Really, I wanted to see the movie because I am a huge fan of James Woods. The man is a genius (literally . . . he’s in Mensa). But he plays such a deliciously wide variety of characters. And his villain here is one that you really feel sorry for. Aside from that, the movie also had the chemistry between the two leads, John Cale (Tatum) and President Sawyer (Foxx), going for it. Their dialogue almost made the movie feel rather “Lethal Weapon-esque”. And I could truly grasp Tatum’s relationship with his daughter. It was played very believably. If watched for what it SHOULD have been, it would be a good action film.
But I can’t watch something on face value, can I?
Why can’t Hollywood make a movie without taking jabs at conservatives? The movie is quick to point out that the villains are right-wing extremists who are angry because the president’s proposed Middle East peace treaty will take money out of the pockets of the people who make the weapons. The exception is Walker (James Woods), who is disenchanted by the death of his son in the military and the fact that the president won’t stand up to the terrorists in the Middle East. Ironically, Woods has always given the impression that he feels this way in real life. So why would he agree to this role that would make this point of view out to be villainous?

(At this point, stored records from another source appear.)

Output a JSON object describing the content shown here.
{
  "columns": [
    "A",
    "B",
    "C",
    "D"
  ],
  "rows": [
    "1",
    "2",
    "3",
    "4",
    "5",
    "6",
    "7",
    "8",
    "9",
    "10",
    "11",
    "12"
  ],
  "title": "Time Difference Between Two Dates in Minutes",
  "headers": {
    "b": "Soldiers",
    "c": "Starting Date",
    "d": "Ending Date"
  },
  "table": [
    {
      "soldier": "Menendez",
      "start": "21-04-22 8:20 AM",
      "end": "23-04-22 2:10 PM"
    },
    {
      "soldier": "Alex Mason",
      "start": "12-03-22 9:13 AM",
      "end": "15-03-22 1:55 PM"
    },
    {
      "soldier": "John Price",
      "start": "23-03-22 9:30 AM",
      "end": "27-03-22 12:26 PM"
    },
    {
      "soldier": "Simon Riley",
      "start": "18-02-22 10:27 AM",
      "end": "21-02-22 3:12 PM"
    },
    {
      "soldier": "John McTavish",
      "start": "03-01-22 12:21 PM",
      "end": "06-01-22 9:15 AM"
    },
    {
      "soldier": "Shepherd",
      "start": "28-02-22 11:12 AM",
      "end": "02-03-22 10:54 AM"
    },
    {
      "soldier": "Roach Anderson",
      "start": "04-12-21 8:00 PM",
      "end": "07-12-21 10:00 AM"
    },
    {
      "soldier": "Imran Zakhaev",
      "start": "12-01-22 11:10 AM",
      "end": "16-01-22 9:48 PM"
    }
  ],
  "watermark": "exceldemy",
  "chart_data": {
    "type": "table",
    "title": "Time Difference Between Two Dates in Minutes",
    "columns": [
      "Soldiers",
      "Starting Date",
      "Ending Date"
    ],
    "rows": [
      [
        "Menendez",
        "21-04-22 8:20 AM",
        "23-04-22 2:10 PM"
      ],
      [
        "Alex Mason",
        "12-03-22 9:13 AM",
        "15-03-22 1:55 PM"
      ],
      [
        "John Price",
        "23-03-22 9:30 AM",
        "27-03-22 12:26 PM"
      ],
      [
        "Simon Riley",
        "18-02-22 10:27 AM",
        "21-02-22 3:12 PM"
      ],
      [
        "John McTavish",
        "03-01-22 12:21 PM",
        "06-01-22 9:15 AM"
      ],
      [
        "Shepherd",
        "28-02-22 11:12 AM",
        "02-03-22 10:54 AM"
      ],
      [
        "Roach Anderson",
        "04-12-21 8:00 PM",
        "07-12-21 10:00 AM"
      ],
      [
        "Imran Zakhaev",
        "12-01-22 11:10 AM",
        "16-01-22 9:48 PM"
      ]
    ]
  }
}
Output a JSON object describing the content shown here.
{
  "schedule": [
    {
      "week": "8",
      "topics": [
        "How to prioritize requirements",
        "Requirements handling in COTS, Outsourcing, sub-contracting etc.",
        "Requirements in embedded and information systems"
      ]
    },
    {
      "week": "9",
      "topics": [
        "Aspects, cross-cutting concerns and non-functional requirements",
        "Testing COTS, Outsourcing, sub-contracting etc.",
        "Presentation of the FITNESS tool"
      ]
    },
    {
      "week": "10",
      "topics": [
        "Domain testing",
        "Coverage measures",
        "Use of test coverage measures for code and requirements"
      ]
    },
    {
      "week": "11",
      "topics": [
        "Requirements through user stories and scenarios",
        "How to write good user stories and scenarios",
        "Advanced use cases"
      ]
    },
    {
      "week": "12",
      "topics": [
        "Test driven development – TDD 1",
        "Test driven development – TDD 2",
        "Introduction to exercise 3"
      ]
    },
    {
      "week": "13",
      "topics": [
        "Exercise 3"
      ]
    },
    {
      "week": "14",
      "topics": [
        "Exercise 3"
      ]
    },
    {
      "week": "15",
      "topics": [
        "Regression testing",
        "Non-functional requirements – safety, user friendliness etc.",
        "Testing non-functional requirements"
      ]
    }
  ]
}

Furthermore, there won’t be peace in the Middle East until the Seven Year Treaty is signed (Daniel 9:27). As the movie ends with the countries in the Middle East agreeing to the president’s peace plan, does that make President Sawyer the Antichrist?